Dimanche titled one of his pieces after this punishment by gassing, and depicts a guard gleefully spraying a hanging Dimanche.
‘Black Jesus’ is a searing critique of the ingrained racism of Florida’s prison system.
“Black Jesus” also highlights the racism of Florida’s prisons, where an ACLU study found black people are subjected to more abuse. In 2017, two former Florida prison guards who were Klan members were convicted of plotting to murder an imprisoned black man.
Dimanche witnessed this racism firsthand. “I was in a couple of institutions where it was revealed where a lot of the correctional officers were Klansmen,” he said.
In “Black Jesus,” he portrays a man who is half dressed as an officer and half dressed in a Klan robe to symbolize, according to Dimanche, how each group uses force to “reinforce old Jim Crow ideas.”
A connection is made – and a bond forms
Eventually, another prisoner in solitary confinement put him in touch with Wendy Tatter, an artist living in St. Augustine, Florida. Tatter’s son had also spent time in Florida prisons, and Dimanche wrote to her asking if she’d be interested in seeing his art.

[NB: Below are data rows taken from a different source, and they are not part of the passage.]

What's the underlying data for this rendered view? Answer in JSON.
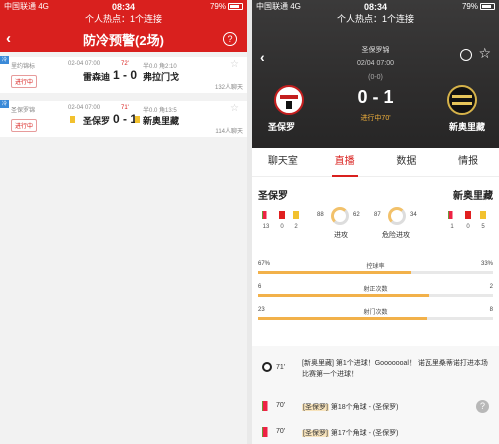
{
  "status_left": {
    "carrier": "中国联通",
    "network": "4G",
    "time": "08:34",
    "battery": "79%"
  },
  "status_right": {
    "carrier": "中国联通",
    "network": "4G",
    "time": "08:34",
    "battery": "79%"
  },
  "hotbar_text": "个人热点：1个连接",
  "left": {
    "title": "防冷预警(2场)",
    "matches": [
      {
        "corner": "冷",
        "league": "里约锦标",
        "phase": "进行中",
        "date": "02-04 07:00",
        "minute": "72'",
        "odds": "半0.0 角2:10",
        "home": "雷森迪",
        "score": "1 - 0",
        "away": "弗拉门戈",
        "chat": "132人聊天"
      },
      {
        "corner": "冷",
        "league": "圣保罗锦",
        "phase": "进行中",
        "date": "02-04 07:00",
        "minute": "71'",
        "odds": "半0.0 角13:5",
        "home": "圣保罗",
        "score": "0 - 1",
        "away": "新奥里藏",
        "chat": "114人聊天"
      }
    ]
  },
  "right": {
    "league": "圣保罗锦",
    "date": "02/04 07:00",
    "halftime": "(0-0)",
    "score": "0 - 1",
    "status": "进行中70'",
    "home": "圣保罗",
    "away": "新奥里藏",
    "tabs": [
      "聊天室",
      "直播",
      "数据",
      "情报"
    ],
    "active_tab": 1,
    "stats": {
      "home_counts": [
        "13",
        "0",
        "2"
      ],
      "away_counts": [
        "1",
        "0",
        "5"
      ],
      "attack_home": "88",
      "attack_away": "62",
      "attack_label": "进攻",
      "danger_home": "87",
      "danger_away": "34",
      "danger_label": "危险进攻",
      "bars": [
        {
          "label": "控球率",
          "home": "67%",
          "away": "33%",
          "home_frac": 0.67
        },
        {
          "label": "射正次数",
          "home": "6",
          "away": "2",
          "home_frac": 0.75
        },
        {
          "label": "射门次数",
          "home": "23",
          "away": "8",
          "home_frac": 0.74
        }
      ]
    },
    "events": [
      {
        "icon": "football-icon",
        "minute": "71'",
        "prefix": "[新奥里藏]",
        "text": " 第1个进球！Gooooooal！ 诺瓦里桑蒂诺打进本场比赛第一个进球！"
      },
      {
        "icon": "corner-flag-icon",
        "minute": "70'",
        "prefix": "[圣保罗]",
        "text": " 第18个角球 - (圣保罗)"
      },
      {
        "icon": "corner-flag-icon",
        "minute": "70'",
        "prefix": "[圣保罗]",
        "text": " 第17个角球 - (圣保罗)"
      }
    ],
    "colors": {
      "accent": "#d9201e",
      "bar": "#f2b14a",
      "highlight": "#f7e3bc"
    }
  }
}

Tatter recalled to me Dimanche’s first letter – sent in September 2013 and written in a tiny font, so he could cram as much information as he could on the few sheets of paper available to him.
She agreed to see his work, and he started mailing her “these gorgeous original pencil drawings.”
She told me that each was made with a broken pencil and no eraser. They arrived “on just random pieces of paper that he managed to find” – on the backs of order sheets, Manila folders and old letters.
One of Dimanche’s drawings was made on the back of a canteen order form. Moliere Dimanche, Author provided
The two wrote back and forth for three years until his release in 2016. Since then, he and Tatter have worked together to exhibit his work.
On Sept. 9 – the day that the national prison strike ends – Moliere and Tatter will host a program on mass incarceration and prison reform at the Corazon Cinema and Café in St. Augustine, Florida.
“Even though there’s a lot of talk about prison reform now, it’s bigger than sentencing guidelines,” Dimanche told me. “We have to address the physical abuse in prisons.”
Lack of transparency and access to prisons and detention centers makes this work extremely difficult.
Dimanche hopes that his art will open some eyes, and eventually end the American tradition of locking up, neglecting, exploiting and abusing millions in prisons across the country.
Moliere Dimanche wears a T-shirt he designed using his prison art. Moliere Dimanche,